Mary Quant. A designer that many of today’s younger generation may not know the name of, but had, and continues to have, the influence and the impact in not only the world of fashion but the feminist movement, that no other has been able to replicate. In fact, I would go as far to say that even you, my dear friend, have items in your wardrobe that were largely influenced by her!
I myself am one of those mentioned above that did not know all too much, if anything, about Mary. So when I stumbled across an excited gathering of women trying to make their way into the exhibition at London’s V&A Museum, I knew that I just had to see what all of the fuss was about.
While standing in line it became very clear to me that this was an exhibition that wouldn’t just be something to admire, but something to fully immerse myself in. A glimpse into the stories and lives of the ladies surrounding me. Most of which were accompanied by their mothers and their grandmothers, reliving and reminiscing on the glory days of when, as the lady in front of me was telling her daughter, they would save up all that they could to buy the Daisy Doll and Quant’s iconic coloured tights.
Spread across two floors, I was immediately sucked in. The first floor was set out like a high street, with Quant’s creations in windowed displays, and a short black and white film being projected onto a wall. A glimpse into the soaring 60s. This level was very much a contrast to the one above – focusing on waist coats, the use of traditional tailoring and Quant’s witty and ironic names for her pieces. Seriously, they had no chill (& I am here for it).

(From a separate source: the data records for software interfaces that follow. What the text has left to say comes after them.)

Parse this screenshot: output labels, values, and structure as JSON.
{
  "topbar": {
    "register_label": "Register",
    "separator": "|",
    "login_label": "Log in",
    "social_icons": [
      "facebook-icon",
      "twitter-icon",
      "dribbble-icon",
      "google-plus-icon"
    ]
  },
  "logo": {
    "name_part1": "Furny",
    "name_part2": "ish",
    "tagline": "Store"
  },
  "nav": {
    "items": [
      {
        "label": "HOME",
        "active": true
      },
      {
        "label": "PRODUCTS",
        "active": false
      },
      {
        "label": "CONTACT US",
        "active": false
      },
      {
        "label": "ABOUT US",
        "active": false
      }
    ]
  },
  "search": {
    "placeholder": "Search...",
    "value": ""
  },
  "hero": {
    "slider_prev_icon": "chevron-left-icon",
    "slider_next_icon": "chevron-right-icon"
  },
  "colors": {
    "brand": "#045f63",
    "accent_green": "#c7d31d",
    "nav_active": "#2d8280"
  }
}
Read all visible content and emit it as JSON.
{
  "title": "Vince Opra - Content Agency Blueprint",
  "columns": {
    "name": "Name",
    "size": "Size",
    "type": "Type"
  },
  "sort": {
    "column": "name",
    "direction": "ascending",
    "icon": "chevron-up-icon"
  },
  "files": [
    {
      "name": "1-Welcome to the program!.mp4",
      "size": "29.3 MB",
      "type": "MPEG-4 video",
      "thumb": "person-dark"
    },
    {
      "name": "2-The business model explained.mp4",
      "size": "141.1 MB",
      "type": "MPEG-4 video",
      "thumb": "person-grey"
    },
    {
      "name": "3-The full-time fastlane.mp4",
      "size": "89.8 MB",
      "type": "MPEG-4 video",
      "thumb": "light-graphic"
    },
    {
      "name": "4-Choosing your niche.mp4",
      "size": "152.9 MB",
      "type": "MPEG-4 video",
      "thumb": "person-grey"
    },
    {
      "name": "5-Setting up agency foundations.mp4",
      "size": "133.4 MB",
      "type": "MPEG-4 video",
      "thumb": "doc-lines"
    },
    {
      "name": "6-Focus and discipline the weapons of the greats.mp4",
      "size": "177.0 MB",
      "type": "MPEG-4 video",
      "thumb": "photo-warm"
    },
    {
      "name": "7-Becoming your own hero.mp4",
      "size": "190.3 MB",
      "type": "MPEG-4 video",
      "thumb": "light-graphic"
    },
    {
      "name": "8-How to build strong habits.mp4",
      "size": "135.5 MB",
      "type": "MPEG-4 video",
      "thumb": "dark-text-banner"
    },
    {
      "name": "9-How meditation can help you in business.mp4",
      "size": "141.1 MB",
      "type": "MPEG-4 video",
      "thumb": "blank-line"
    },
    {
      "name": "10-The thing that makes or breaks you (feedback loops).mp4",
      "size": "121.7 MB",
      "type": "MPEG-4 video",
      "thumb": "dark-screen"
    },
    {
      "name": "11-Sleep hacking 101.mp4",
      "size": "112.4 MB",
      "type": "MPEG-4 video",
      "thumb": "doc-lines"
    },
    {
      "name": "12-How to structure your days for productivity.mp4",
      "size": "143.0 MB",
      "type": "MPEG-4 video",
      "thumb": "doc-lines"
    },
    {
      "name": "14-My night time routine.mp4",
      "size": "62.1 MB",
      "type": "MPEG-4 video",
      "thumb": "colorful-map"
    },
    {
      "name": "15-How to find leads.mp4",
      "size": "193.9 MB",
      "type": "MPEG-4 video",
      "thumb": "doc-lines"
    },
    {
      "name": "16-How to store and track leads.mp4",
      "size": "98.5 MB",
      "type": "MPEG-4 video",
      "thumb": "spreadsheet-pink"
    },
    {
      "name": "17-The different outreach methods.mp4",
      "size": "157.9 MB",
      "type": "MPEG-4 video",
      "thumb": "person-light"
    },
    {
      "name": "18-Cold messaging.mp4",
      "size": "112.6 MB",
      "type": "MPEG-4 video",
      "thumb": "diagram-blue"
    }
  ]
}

A favourite of mine on this level – The Bank of England Dress. Just read the label and you will see why.
Walking upstairs, I could have easily mistaken it as a shop on the high street today – Topshop, perhaps. The colours bright and bold, the styles short and sweet, and the mannequins and advertising just as fun and exuberant as you can image. Not to mention, Quant’s iconic logo, the black Daisy, proudly on display against the wall.
My favourite on this level – Footage of Quant speaking candidly about her clothing and her ethos “I wanted to design clothes for young people…. Fashion is for now, and if you’re still enjoying living, and you’re still enjoying being a woman and being sexy, and being liked, one wants surely, to wear the clothes of today. It’s nothing to do with age or anything else.”
Quant is famously known as the one who revolutionised mini-skirts, brought forth short hemlines and very much guided post-war and modern women’s fashion to what it is today. Her innovative powerhouse designs aren’t just exclusive to mini-skirts but also to peter pan collars (a la 2013, yes?), short hemlines, A-lines (practically my entire wardrobe), pinafores, and creating smart and practical trousers for women to wear in public – something that were considered inappropriate for women at the time and were even banned mostly from being worn in formal settings.
Frankly, this exhibition could not have come at a more apt time. With women’s rights becoming a conversation that is being discussed louder than ever and multiple campaigns such as the HeforShe and the #MeToo movements making mammoth waves, this exhibition is the perfect side dish. As women, we are expected to dress a certain way, to look a certain way, and to hold ourselves in a certain way. Quant used her fashion to challenge this and communicate new ideas and attitudes.Her clothes empowered women post-war and made them feel confident and sexy. She rebuked the notion that cutting edge fashion was reserved only for the elite and wealthy with Quant at the time famously saying ‘Once only the rich, the establishment set the fashion – Now it is the inexpensive dress seen on the girl in the high street.’
Walking into this exhibition I was curious. Walking out I was confident. That, my friend, is the power of Mary.
The Mary Quant Exhibition will be on display until February 16th 2020.
Tickets £12 / V&A members free.